In the perspective opened by this repetitive series of questions, we began to read what de Man wrote one day, what he inscribed one day, apparently à propos of an "excuse me" of Rousseau's—which was perhaps only an "excuse me" of de Man's, just as we read an "excuse me" of Austin's at the moment he was getting ready to talk about the excuse in general and excused himself for not doing so, contenting himself apparently with excusing himself, "within such limits."

I say indeed an "excuse me" of Rousseau's. Instead of the excuse in general, or even some generality in general, de Man apparently intends this here "excuse me" of this here Rousseau, even if, we are getting to this, with the example or the index of this here "excuse me," he appeals to what he himself says he "calls text" ("What we call text," he will have written, a phrase that is followed by a definition of the text in general that places the word "definition" in quotation marks) . There is, to be sure, a general thematics or problematics in play in these very rich texts.
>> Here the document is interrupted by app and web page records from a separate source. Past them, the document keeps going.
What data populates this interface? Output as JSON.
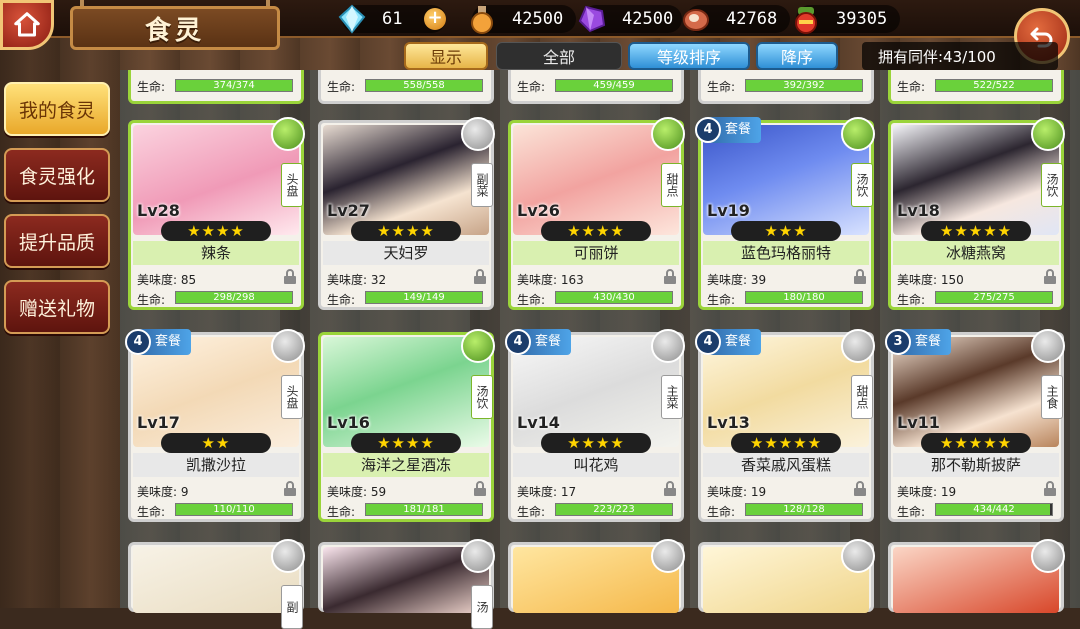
{
  "header": {
    "title": "食灵",
    "resources": [
      {
        "icon": "crystal-icon",
        "value": "61"
      },
      {
        "icon": "potion-icon",
        "value": "42500"
      },
      {
        "icon": "gem-icon",
        "value": "42500"
      },
      {
        "icon": "meat-icon",
        "value": "42768"
      },
      {
        "icon": "bag-icon",
        "value": "39305"
      }
    ]
  },
  "filters": {
    "show": "显示",
    "all": "全部",
    "sort_level": "等级排序",
    "order": "降序"
  },
  "owned": "拥有同伴:43/100",
  "side_menu": [
    {
      "label": "我的食灵",
      "active": true
    },
    {
      "label": "食灵强化",
      "active": false
    },
    {
      "label": "提升品质",
      "active": false
    },
    {
      "label": "赠送礼物",
      "active": false
    }
  ],
  "labels": {
    "taste": "美味度:",
    "hp": "生命:",
    "set": "套餐"
  },
  "top_row": [
    {
      "hp": "374/374"
    },
    {
      "hp": "558/558"
    },
    {
      "hp": "459/459"
    },
    {
      "hp": "392/392"
    },
    {
      "hp": "522/522"
    }
  ],
  "cards_row1": [
    {
      "name": "辣条",
      "level": "Lv28",
      "stars": "★★★★",
      "taste": "85",
      "hp": "298/298",
      "category": "头盘"
    },
    {
      "name": "天妇罗",
      "level": "Lv27",
      "stars": "★★★★",
      "taste": "32",
      "hp": "149/149",
      "category": "副菜"
    },
    {
      "name": "可丽饼",
      "level": "Lv26",
      "stars": "★★★★",
      "taste": "163",
      "hp": "430/430",
      "category": "甜点"
    },
    {
      "name": "蓝色玛格丽特",
      "level": "Lv19",
      "stars": "★★★",
      "taste": "39",
      "hp": "180/180",
      "category": "汤饮",
      "set": "4"
    },
    {
      "name": "冰糖燕窝",
      "level": "Lv18",
      "stars": "★★★★★",
      "taste": "150",
      "hp": "275/275",
      "category": "汤饮"
    }
  ],
  "cards_row2": [
    {
      "name": "凯撒沙拉",
      "level": "Lv17",
      "stars": "★★",
      "taste": "9",
      "hp": "110/110",
      "category": "头盘",
      "set": "4"
    },
    {
      "name": "海洋之星酒冻",
      "level": "Lv16",
      "stars": "★★★★",
      "taste": "59",
      "hp": "181/181",
      "category": "汤饮"
    },
    {
      "name": "叫花鸡",
      "level": "Lv14",
      "stars": "★★★★",
      "taste": "17",
      "hp": "223/223",
      "category": "主菜",
      "set": "4"
    },
    {
      "name": "香菜戚风蛋糕",
      "level": "Lv13",
      "stars": "★★★★★",
      "taste": "19",
      "hp": "128/128",
      "category": "甜点",
      "set": "4"
    },
    {
      "name": "那不勒斯披萨",
      "level": "Lv11",
      "stars": "★★★★★",
      "taste": "19",
      "hp": "434/442",
      "category": "主食",
      "set": "3"
    }
  ],
  "cards_row3": [
    {
      "category": "副"
    },
    {
      "category": "汤"
    },
    {
      "category": ""
    },
    {
      "category": ""
    },
    {
      "category": ""
    }
  ]
}
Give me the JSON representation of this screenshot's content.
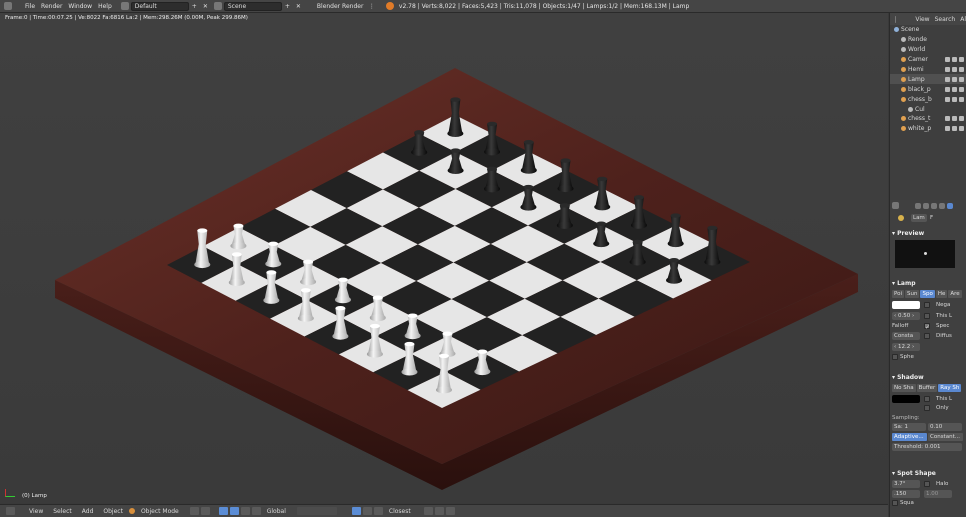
{
  "topbar": {
    "menus": [
      "File",
      "Render",
      "Window",
      "Help"
    ],
    "layout": "Default",
    "scene": "Scene",
    "engine": "Blender Render",
    "stats": "v2.78 | Verts:8,022 | Faces:5,423 | Tris:11,078 | Objects:1/47 | Lamps:1/2 | Mem:168.13M | Lamp"
  },
  "viewport": {
    "frame_info": "Frame:0 | Time:00:07.25 | Ve:8022 Fa:6816 La:2 | Mem:298.26M (0.00M, Peak 299.86M)",
    "object_name": "(0) Lamp"
  },
  "bottombar": {
    "items": [
      "View",
      "Select",
      "Add",
      "Object"
    ],
    "mode": "Object Mode",
    "orientation": "Global",
    "snap": "Closest"
  },
  "outliner": {
    "header": [
      "View",
      "Search",
      "Al"
    ],
    "rows": [
      {
        "label": "Scene",
        "depth": 0,
        "color": "#8fb1d9"
      },
      {
        "label": "Rende",
        "depth": 1,
        "color": "#bbbbbb"
      },
      {
        "label": "World",
        "depth": 1,
        "color": "#bbbbbb"
      },
      {
        "label": "Camer",
        "depth": 1,
        "color": "#e0a050"
      },
      {
        "label": "Hemi",
        "depth": 1,
        "color": "#e0a050"
      },
      {
        "label": "Lamp",
        "depth": 1,
        "color": "#e0a050",
        "selected": true
      },
      {
        "label": "black_p",
        "depth": 1,
        "color": "#e0a050"
      },
      {
        "label": "chess_b",
        "depth": 1,
        "color": "#e0a050"
      },
      {
        "label": "Cul",
        "depth": 2,
        "color": "#bbbbbb"
      },
      {
        "label": "chess_t",
        "depth": 1,
        "color": "#e0a050"
      },
      {
        "label": "white_p",
        "depth": 1,
        "color": "#e0a050"
      }
    ]
  },
  "properties": {
    "datablock": "Lam",
    "datablock_suffix": "F",
    "preview_title": "Preview",
    "lamp_title": "Lamp",
    "lamp_types": [
      "Poi",
      "Sun",
      "Spo",
      "He",
      "Are"
    ],
    "lamp_types_active": 2,
    "energy": "0.50",
    "falloff_label": "Falloff",
    "falloff_value": "Consta",
    "distance": "12.2",
    "sphere_label": "Sphe",
    "opts": [
      "Nega",
      "This L",
      "Spec",
      "Diffus"
    ],
    "shadow_title": "Shadow",
    "shadow_types": [
      "No Sha",
      "Buffer",
      "Ray Sh"
    ],
    "shadow_opts": [
      "This L",
      "Only"
    ],
    "sampling_label": "Sampling:",
    "samples": "Sa: 1",
    "soft": "0.10",
    "adaptive": "Adaptive...",
    "constant": "Constant...",
    "threshold": "Threshold:  0.001",
    "spot_title": "Spot Shape",
    "spot_size": "3.7°",
    "spot_blend": ".150",
    "spot_halo": "Halo",
    "spot_halo_step": "1.00",
    "spot_square": "Squa"
  },
  "colors": {
    "accent": "#5a88d0",
    "board_wood": "#5e2a24",
    "dark_square": "#222222",
    "light_square": "#e6e6e6"
  }
}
But at the point of the reference, what is at stake, in my opinion, is the singularity of a certain "excuse me" by Rousseau that is, moreover, double, according to the at once ordinary and ambiguous French grammar of this verb (s'excuser), which appears at least twice in Rousseau, in strategic places, in the same paragraph of the Confessions concerning the theft of the ribbon.

The two occurrences are the object of a very active interpretation by de